▶ Collected data

○ ○ ○ ○ ○

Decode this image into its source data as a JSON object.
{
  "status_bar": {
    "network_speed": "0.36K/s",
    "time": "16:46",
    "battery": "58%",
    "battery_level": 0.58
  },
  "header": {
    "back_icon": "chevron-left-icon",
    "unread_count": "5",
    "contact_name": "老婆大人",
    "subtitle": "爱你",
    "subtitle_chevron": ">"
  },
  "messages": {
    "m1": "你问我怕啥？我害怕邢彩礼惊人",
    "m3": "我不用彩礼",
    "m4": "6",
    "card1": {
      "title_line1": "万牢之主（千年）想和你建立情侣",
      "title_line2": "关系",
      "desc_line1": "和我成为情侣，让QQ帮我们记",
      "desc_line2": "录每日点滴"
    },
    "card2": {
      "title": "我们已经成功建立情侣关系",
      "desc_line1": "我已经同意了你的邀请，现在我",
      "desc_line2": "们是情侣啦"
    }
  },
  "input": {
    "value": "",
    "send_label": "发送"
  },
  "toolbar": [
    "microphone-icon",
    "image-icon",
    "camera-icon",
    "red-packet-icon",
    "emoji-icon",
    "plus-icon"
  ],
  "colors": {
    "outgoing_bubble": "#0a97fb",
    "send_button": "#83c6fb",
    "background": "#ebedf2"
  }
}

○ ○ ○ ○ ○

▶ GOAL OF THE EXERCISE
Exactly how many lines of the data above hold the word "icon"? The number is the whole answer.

▶ ANSWER SECTION
7